(Website and app data records)
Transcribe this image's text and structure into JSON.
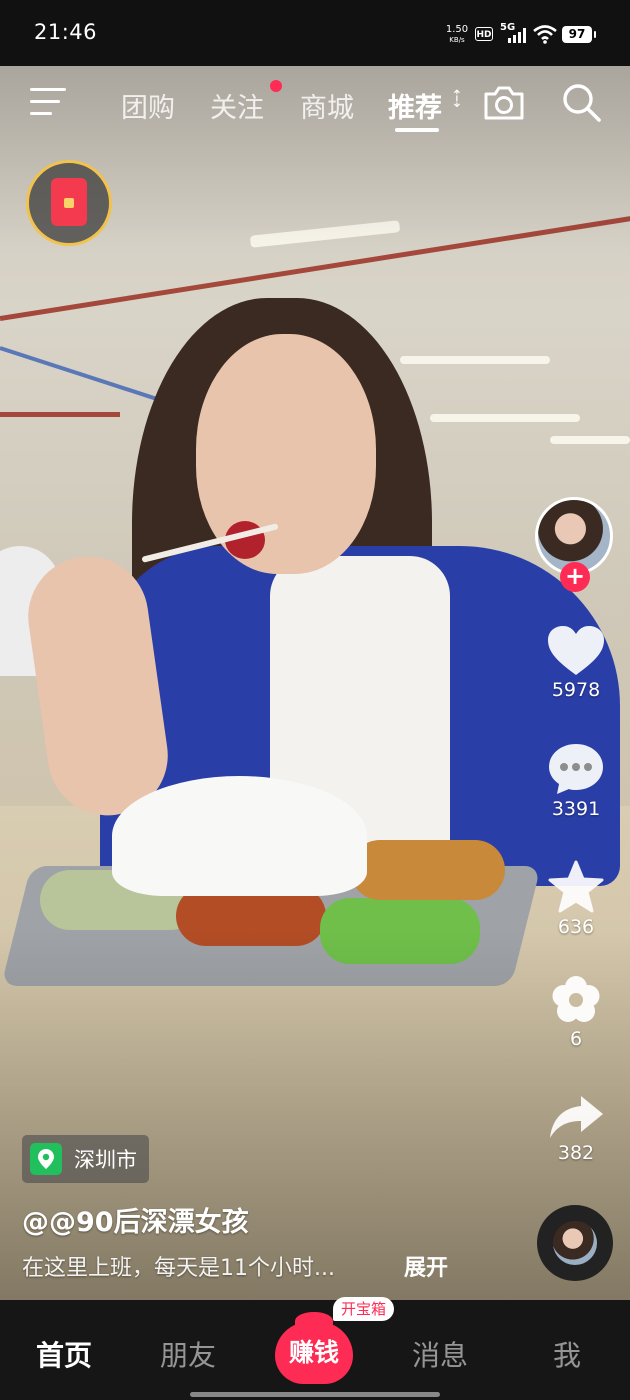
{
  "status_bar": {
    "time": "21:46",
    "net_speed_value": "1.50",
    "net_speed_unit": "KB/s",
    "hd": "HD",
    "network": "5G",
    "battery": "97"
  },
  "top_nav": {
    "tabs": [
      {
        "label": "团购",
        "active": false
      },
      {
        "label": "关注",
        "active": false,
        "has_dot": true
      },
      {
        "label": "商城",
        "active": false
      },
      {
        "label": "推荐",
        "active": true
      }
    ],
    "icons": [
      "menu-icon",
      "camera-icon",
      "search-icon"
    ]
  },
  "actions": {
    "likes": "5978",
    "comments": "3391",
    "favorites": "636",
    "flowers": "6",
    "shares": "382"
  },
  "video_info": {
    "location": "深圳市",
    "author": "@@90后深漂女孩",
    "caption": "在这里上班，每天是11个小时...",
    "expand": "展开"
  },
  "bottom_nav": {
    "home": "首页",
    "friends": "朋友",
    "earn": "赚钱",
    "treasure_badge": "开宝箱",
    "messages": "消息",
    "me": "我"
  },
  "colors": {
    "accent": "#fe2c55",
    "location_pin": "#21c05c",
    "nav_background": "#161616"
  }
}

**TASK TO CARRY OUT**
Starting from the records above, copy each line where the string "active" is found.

**OUTPUT FOR THIS TASK**
        "active": false
        "active": false,
        "active": false
        "active": true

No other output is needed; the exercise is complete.